*Activity:*
Print out the entries below with no edits.
┄┄┄┄┄┄┄┄┄┄
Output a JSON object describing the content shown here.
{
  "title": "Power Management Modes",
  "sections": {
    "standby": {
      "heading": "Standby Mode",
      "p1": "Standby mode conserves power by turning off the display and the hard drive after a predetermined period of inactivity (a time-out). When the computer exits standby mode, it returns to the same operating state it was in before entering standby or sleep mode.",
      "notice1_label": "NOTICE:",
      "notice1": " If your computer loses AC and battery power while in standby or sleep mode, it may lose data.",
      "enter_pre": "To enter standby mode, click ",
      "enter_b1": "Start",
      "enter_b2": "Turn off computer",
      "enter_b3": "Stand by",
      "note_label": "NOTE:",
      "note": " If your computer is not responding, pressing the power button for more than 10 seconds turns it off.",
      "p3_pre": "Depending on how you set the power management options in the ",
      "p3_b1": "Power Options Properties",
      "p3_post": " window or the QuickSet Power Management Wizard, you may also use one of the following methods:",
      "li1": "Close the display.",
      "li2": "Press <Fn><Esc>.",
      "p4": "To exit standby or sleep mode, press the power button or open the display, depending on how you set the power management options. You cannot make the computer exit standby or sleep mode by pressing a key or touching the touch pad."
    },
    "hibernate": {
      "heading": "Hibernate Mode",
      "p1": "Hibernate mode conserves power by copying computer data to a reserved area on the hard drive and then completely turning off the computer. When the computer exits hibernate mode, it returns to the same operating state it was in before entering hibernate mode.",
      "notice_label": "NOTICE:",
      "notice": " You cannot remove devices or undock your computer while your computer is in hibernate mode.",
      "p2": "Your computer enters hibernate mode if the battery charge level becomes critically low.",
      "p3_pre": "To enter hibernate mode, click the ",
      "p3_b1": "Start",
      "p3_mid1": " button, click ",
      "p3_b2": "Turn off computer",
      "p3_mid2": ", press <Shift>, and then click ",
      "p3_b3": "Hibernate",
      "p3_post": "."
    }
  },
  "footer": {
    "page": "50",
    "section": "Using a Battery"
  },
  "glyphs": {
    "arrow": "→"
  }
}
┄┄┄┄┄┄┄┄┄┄
*Exercise answer:*
Output a JSON object describing the content shown here.
{
  "title": "Power Management Modes",
  "sections": {
    "standby": {
      "heading": "Standby Mode",
      "p1": "Standby mode conserves power by turning off the display and the hard drive after a predetermined period of inactivity (a time-out). When the computer exits standby mode, it returns to the same operating state it was in before entering standby or sleep mode.",
      "notice1_label": "NOTICE:",
      "notice1": " If your computer loses AC and battery power while in standby or sleep mode, it may lose data.",
      "enter_pre": "To enter standby mode, click ",
      "enter_b1": "Start",
      "enter_b2": "Turn off computer",
      "enter_b3": "Stand by",
      "note_label": "NOTE:",
      "note": " If your computer is not responding, pressing the power button for more than 10 seconds turns it off.",
      "p3_pre": "Depending on how you set the power management options in the ",
      "p3_b1": "Power Options Properties",
      "p3_post": " window or the QuickSet Power Management Wizard, you may also use one of the following methods:",
      "li1": "Close the display.",
      "li2": "Press <Fn><Esc>.",
      "p4": "To exit standby or sleep mode, press the power button or open the display, depending on how you set the power management options. You cannot make the computer exit standby or sleep mode by pressing a key or touching the touch pad."
    },
    "hibernate": {
      "heading": "Hibernate Mode",
      "p1": "Hibernate mode conserves power by copying computer data to a reserved area on the hard drive and then completely turning off the computer. When the computer exits hibernate mode, it returns to the same operating state it was in before entering hibernate mode.",
      "notice_label": "NOTICE:",
      "notice": " You cannot remove devices or undock your computer while your computer is in hibernate mode.",
      "p2": "Your computer enters hibernate mode if the battery charge level becomes critically low.",
      "p3_pre": "To enter hibernate mode, click the ",
      "p3_b1": "Start",
      "p3_mid1": " button, click ",
      "p3_b2": "Turn off computer",
      "p3_mid2": ", press <Shift>, and then click ",
      "p3_b3": "Hibernate",
      "p3_post": "."
    }
  },
  "footer": {
    "page": "50",
    "section": "Using a Battery"
  },
  "glyphs": {
    "arrow": "→"
  }
}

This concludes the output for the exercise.